his absence. The notice of hearing has not been returned by
the United States Postal Service. The Court presumes that the
plaintiff received the notice but chose not to attend.
Judge Anderson advised Boyd of his responsibility to
prosecute his claims in Court Orders (docket entries 11 and
16), and he was warned that failure to advise the Court of a
change of address, or failure to comply with any Order of the
Court, would be deemed as purposeful delay and a contumacious
act, and could result in the dismissal of his case (docket
addition, Boyd's failure to attend the scheduled hearing,
and his failure to contact the Court after his release, has
caused the defendants to incur unnecessary attorneys'
fees and costs.
plaintiff has failed to abide by the Orders of the Court, due
to his failure to attend the hearing. Rule 41(b) of the
Federal Rules of Civil Procedure provides:
Involuntary Dismissal; Effect. If the plaintiff fails to
prosecute or to comply with these rules or a court order, a

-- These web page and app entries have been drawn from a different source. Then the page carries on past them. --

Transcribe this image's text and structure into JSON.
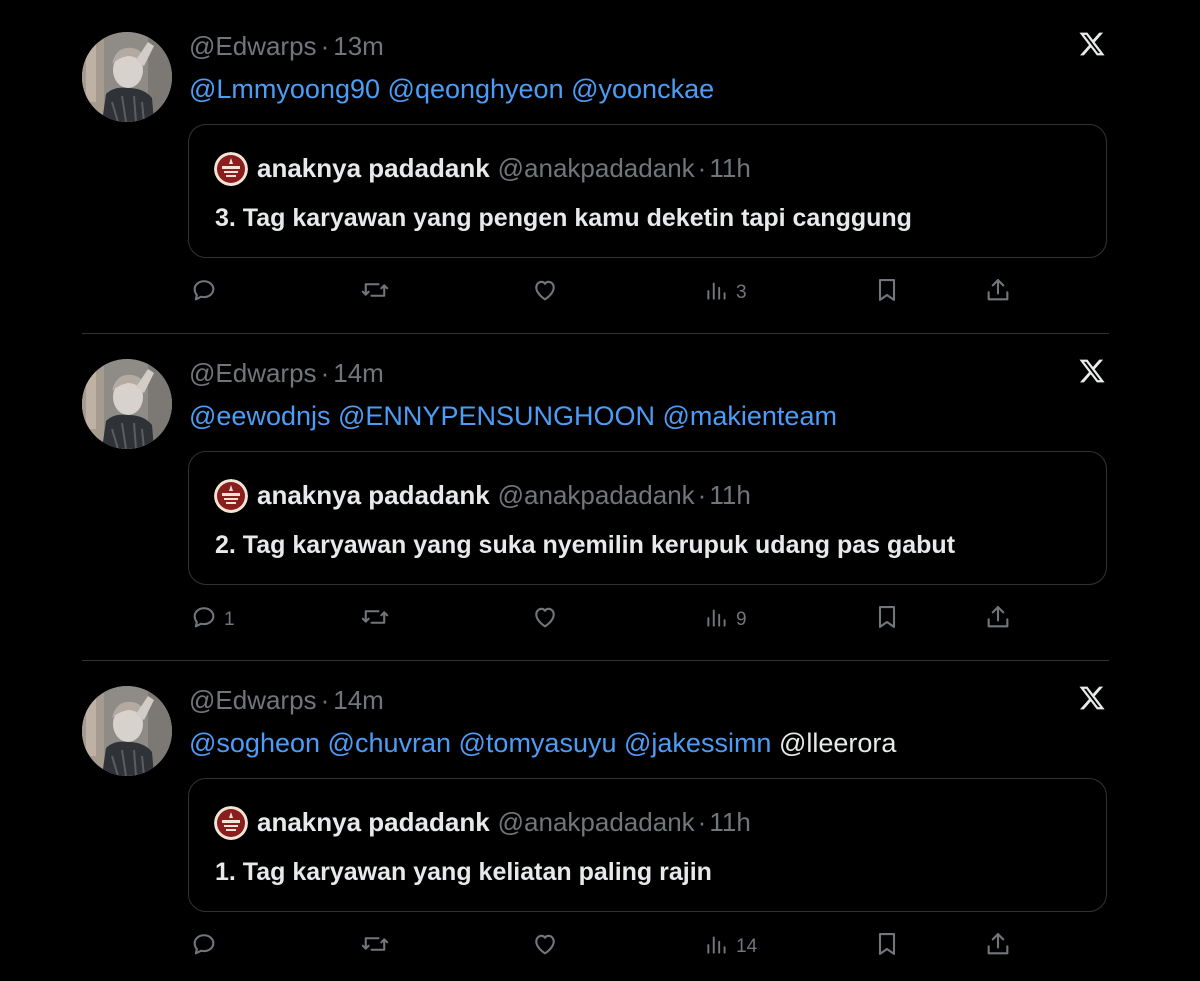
{
  "tweets": [
    {
      "handle": "@Edwarps",
      "time": "13m",
      "mentions": [
        {
          "text": "@Lmmyoong90",
          "linked": true
        },
        {
          "text": "@qeonghyeon",
          "linked": true
        },
        {
          "text": "@yoonckae",
          "linked": true
        }
      ],
      "quote": {
        "name": "anaknya padadank",
        "handle": "@anakpadadank",
        "time": "11h",
        "text": "3. Tag karyawan yang pengen kamu deketin tapi canggung"
      },
      "counts": {
        "reply": "",
        "retweet": "",
        "like": "",
        "views": "3"
      }
    },
    {
      "handle": "@Edwarps",
      "time": "14m",
      "mentions": [
        {
          "text": "@eewodnjs",
          "linked": true
        },
        {
          "text": "@ENNYPENSUNGHOON",
          "linked": true
        },
        {
          "text": "@makienteam",
          "linked": true
        }
      ],
      "quote": {
        "name": "anaknya padadank",
        "handle": "@anakpadadank",
        "time": "11h",
        "text": "2. Tag karyawan yang suka nyemilin kerupuk udang pas gabut"
      },
      "counts": {
        "reply": "1",
        "retweet": "",
        "like": "",
        "views": "9"
      }
    },
    {
      "handle": "@Edwarps",
      "time": "14m",
      "mentions": [
        {
          "text": "@sogheon",
          "linked": true
        },
        {
          "text": "@chuvran",
          "linked": true
        },
        {
          "text": "@tomyasuyu",
          "linked": true
        },
        {
          "text": "@jakessimn",
          "linked": true
        },
        {
          "text": "@lleerora",
          "linked": false
        }
      ],
      "quote": {
        "name": "anaknya padadank",
        "handle": "@anakpadadank",
        "time": "11h",
        "text": "1. Tag karyawan yang keliatan paling rajin"
      },
      "counts": {
        "reply": "",
        "retweet": "",
        "like": "",
        "views": "14"
      }
    }
  ],
  "separator": "·",
  "icons": {
    "close": "x-logo-icon",
    "reply": "reply-icon",
    "retweet": "retweet-icon",
    "like": "heart-icon",
    "views": "views-icon",
    "bookmark": "bookmark-icon",
    "share": "share-icon"
  },
  "colors": {
    "background": "#000000",
    "text": "#e7e9ea",
    "muted": "#71767b",
    "mention": "#4d9cf5",
    "border": "#2f3336"
  }
}
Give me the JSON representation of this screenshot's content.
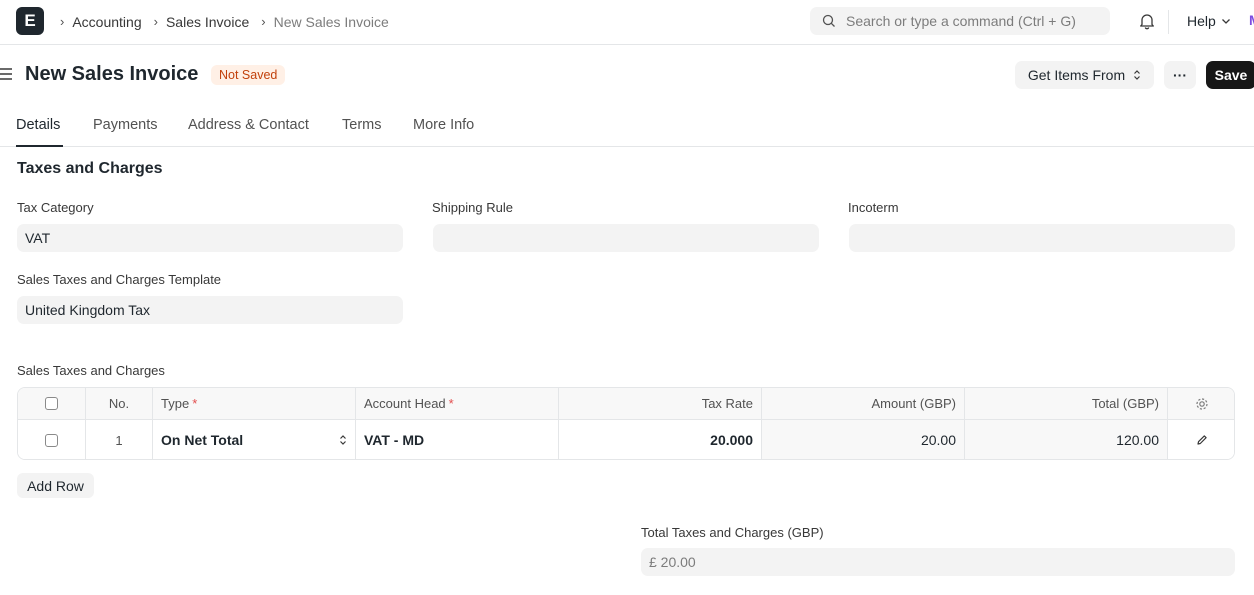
{
  "navbar": {
    "logo": "E",
    "breadcrumbs": [
      "Accounting",
      "Sales Invoice",
      "New Sales Invoice"
    ],
    "search_placeholder": "Search or type a command (Ctrl + G)",
    "help_label": "Help",
    "avatar_peek": "M"
  },
  "header": {
    "title": "New Sales Invoice",
    "status": "Not Saved",
    "get_items_label": "Get Items From",
    "more_label": "···",
    "save_label": "Save"
  },
  "tabs": [
    "Details",
    "Payments",
    "Address & Contact",
    "Terms",
    "More Info"
  ],
  "section": {
    "title": "Taxes and Charges",
    "tax_category": {
      "label": "Tax Category",
      "value": "VAT"
    },
    "shipping_rule": {
      "label": "Shipping Rule",
      "value": ""
    },
    "incoterm": {
      "label": "Incoterm",
      "value": ""
    },
    "template": {
      "label": "Sales Taxes and Charges Template",
      "value": "United Kingdom Tax"
    }
  },
  "grid": {
    "label": "Sales Taxes and Charges",
    "columns": {
      "no": "No.",
      "type": "Type",
      "account_head": "Account Head",
      "tax_rate": "Tax Rate",
      "amount": "Amount (GBP)",
      "total": "Total (GBP)"
    },
    "rows": [
      {
        "no": "1",
        "type": "On Net Total",
        "account_head": "VAT - MD",
        "tax_rate": "20.000",
        "amount": "20.00",
        "total": "120.00"
      }
    ],
    "add_row_label": "Add Row"
  },
  "totals": {
    "label": "Total Taxes and Charges (GBP)",
    "value": "£ 20.00"
  }
}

defendant may move to dismiss the action or any claim against
it. Unless the dismissal order states otherwise, a dismissal

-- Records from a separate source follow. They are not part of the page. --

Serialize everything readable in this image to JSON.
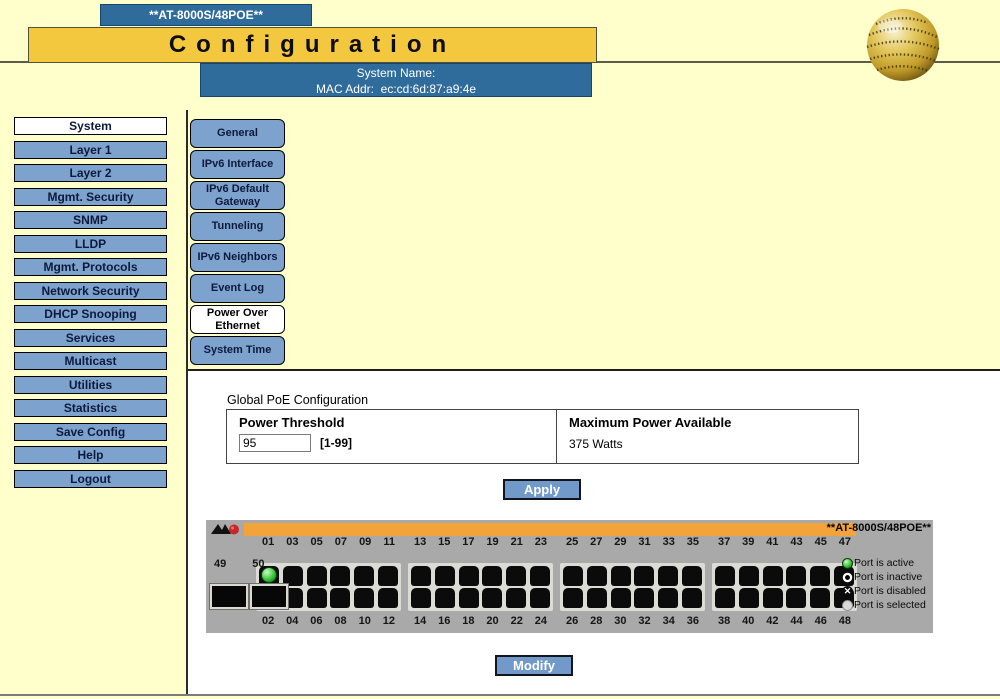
{
  "header": {
    "device_badge": "**AT-8000S/48POE**",
    "page_title": "Configuration",
    "system_name_label": "System Name:",
    "mac_label": "MAC Addr:",
    "mac_value": "ec:cd:6d:87:a9:4e"
  },
  "sidebar": {
    "items": [
      {
        "label": "System",
        "selected": true
      },
      {
        "label": "Layer 1",
        "selected": false
      },
      {
        "label": "Layer 2",
        "selected": false
      },
      {
        "label": "Mgmt. Security",
        "selected": false
      },
      {
        "label": "SNMP",
        "selected": false
      },
      {
        "label": "LLDP",
        "selected": false
      },
      {
        "label": "Mgmt. Protocols",
        "selected": false
      },
      {
        "label": "Network Security",
        "selected": false
      },
      {
        "label": "DHCP Snooping",
        "selected": false
      },
      {
        "label": "Services",
        "selected": false
      },
      {
        "label": "Multicast",
        "selected": false
      },
      {
        "label": "Utilities",
        "selected": false
      },
      {
        "label": "Statistics",
        "selected": false
      },
      {
        "label": "Save Config",
        "selected": false
      },
      {
        "label": "Help",
        "selected": false
      },
      {
        "label": "Logout",
        "selected": false
      }
    ]
  },
  "tabs": {
    "items": [
      {
        "label": "General",
        "selected": false
      },
      {
        "label": "IPv6 Interface",
        "selected": false
      },
      {
        "label": "IPv6 Default Gateway",
        "selected": false
      },
      {
        "label": "Tunneling",
        "selected": false
      },
      {
        "label": "IPv6 Neighbors",
        "selected": false
      },
      {
        "label": "Event Log",
        "selected": false
      },
      {
        "label": "Power Over Ethernet",
        "selected": true
      },
      {
        "label": "System Time",
        "selected": false
      }
    ]
  },
  "main": {
    "section_title": "Global PoE Configuration",
    "power_threshold_label": "Power Threshold",
    "power_threshold_value": "95",
    "power_threshold_range": "[1-99]",
    "max_power_label": "Maximum Power Available",
    "max_power_value": "375 Watts",
    "apply_label": "Apply",
    "modify_label": "Modify"
  },
  "switch": {
    "model_label": "**AT-8000S/48POE**",
    "uplink_labels": [
      "49",
      "50"
    ],
    "groups": [
      {
        "top": [
          "01",
          "03",
          "05",
          "07",
          "09",
          "11"
        ],
        "bottom": [
          "02",
          "04",
          "06",
          "08",
          "10",
          "12"
        ]
      },
      {
        "top": [
          "13",
          "15",
          "17",
          "19",
          "21",
          "23"
        ],
        "bottom": [
          "14",
          "16",
          "18",
          "20",
          "22",
          "24"
        ]
      },
      {
        "top": [
          "25",
          "27",
          "29",
          "31",
          "33",
          "35"
        ],
        "bottom": [
          "26",
          "28",
          "30",
          "32",
          "34",
          "36"
        ]
      },
      {
        "top": [
          "37",
          "39",
          "41",
          "43",
          "45",
          "47"
        ],
        "bottom": [
          "38",
          "40",
          "42",
          "44",
          "46",
          "48"
        ]
      }
    ],
    "active_ports": [
      "01"
    ],
    "legend": [
      {
        "state": "active",
        "label": "Port is active"
      },
      {
        "state": "inactive",
        "label": "Port is inactive"
      },
      {
        "state": "disabled",
        "label": "Port is disabled"
      },
      {
        "state": "selected",
        "label": "Port is selected"
      }
    ]
  },
  "colors": {
    "page_bg": "#FFFFCC",
    "header_blue": "#2F6C9C",
    "title_gold": "#F3C83F",
    "button_blue": "#7CA2CD",
    "action_button_blue": "#7199C9",
    "chassis_gray": "#A9A9A9",
    "strip_orange": "#F2A43B",
    "led_green": "#2FBE2F"
  }
}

under this subdivision (b) and any dismissal not under this
rule ... operates as an adjudication on the merits.
Judge Anderson points out that this Court has the authority
to dismiss an action for failure of a plaintiff to prosecute

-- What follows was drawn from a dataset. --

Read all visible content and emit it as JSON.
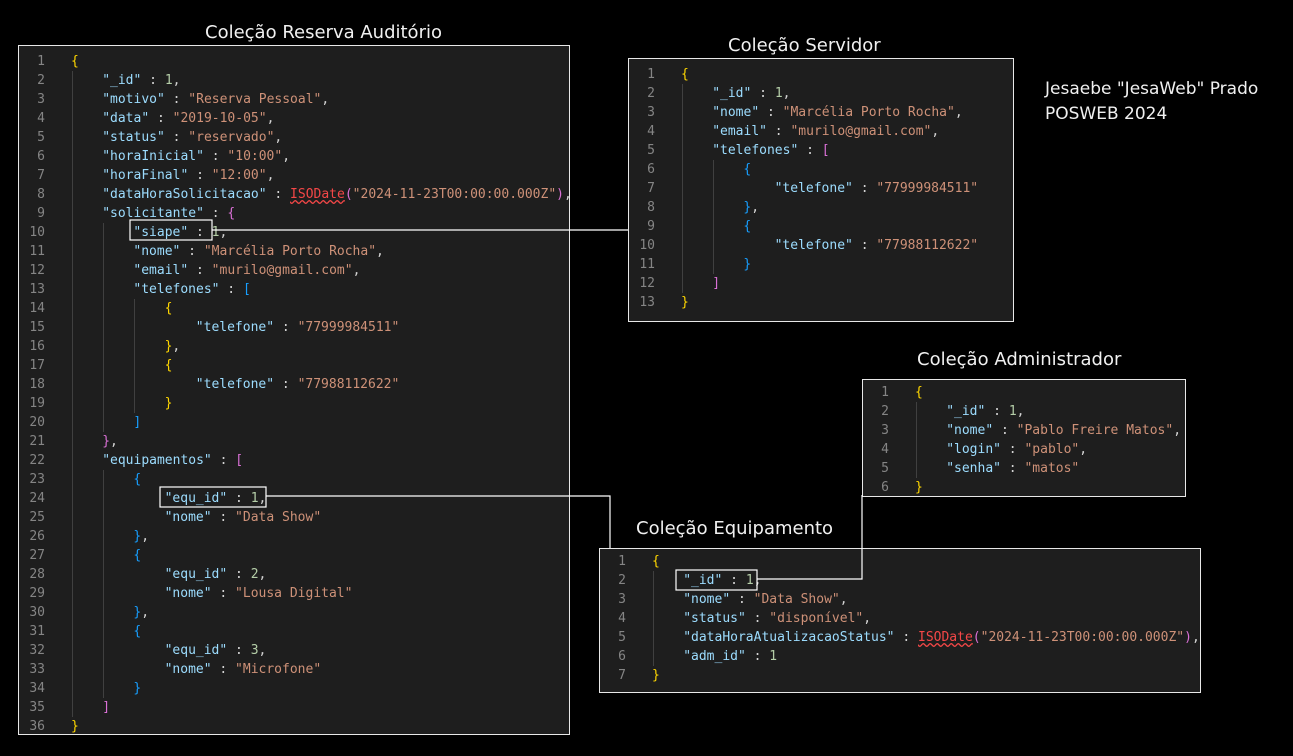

or to comply with any Order of the Court, both under
Fed.R.Civ.P. 41(b) and under its inherent authority.
See McCullough v. Lynaugh, 835 F.2d 1126
(5th Cir. 1988); Link v. Wabash R.R.
Co., 370 U.S. 626, 630-31 (1962). The Court must be able
to clear its calendars of cases that remain dormant because
of the inaction or dilatoriness of the parties seeking
relief, so as to achieve the orderly and expeditious
disposition of cases. Such a sanction is necessary in order
to prevent undue delays in the disposition of pending cases
and to avoid congestion in the calendars of the Court.
Link, supra, 370 U.S. at 630. The actions
of the plaintiff also prejudice the rights of the defendants
to promptly and fully defend the claims made against them.
or not a plaintiff is pro se, or incarcerated, he
still has an obligation to inform the Court of any address
changes. “Every attorney and every litigant proceeding
without legal counsel has a continuing obligation to notify
the clerk of court of address changes.” See
Local Rule 11(a); Wade v. Farmers Ins. Group, 2002
WL 1868133, at *1, n.12 (5th Cir. June 26,
2002)(on appeal from district court's denial of a motion
for reconsideration of dismissal for failure to prosecute -
even incarcerated litigants must inform the court of address
changes). If the plaintiff has changed his address, and did
not receive the notice of the hearing at the address he
provided the Clerk, then his failure to advise the Court of
that change prevents the Court from moving this case forward.
dismissal of a plaintiff's lawsuit for failing to comply
with a district court's order is warranted where
“[a] clear record of delay or contumacious conduct by
plaintiff exists.” Day v. Allstate Ins. Co.,
788 F.2d 1110 (5th Cir. 2008)(quoting Anthony
v. Marion County General Hospital, 617 F.2d 1164, 1167
(5th Cir. 1980)). The record in this case clearly
supports such a finding. The plaintiff obviously lost
interest in pursuing his lawsuit after his release from
prison, although he has not formally dismissed his Complaint.
The sanction of dismissal is necessary in order to officially
conclude the litigation against the defendants.
Court agrees with the Magistrate Judge's Report and
Recommendation that Boyd's action be dismissed pursuant
to Fed.R.Civ.P. 41(b) without prejudice.
IT IS HEREBY ORDERED that Magistrate Judge Linda R.
Anderson's Report and Recommendation (docket
entry 29) is ADOPTED as the findings and conclusions
of this Court; FURTHER ORDERED that plaintiff James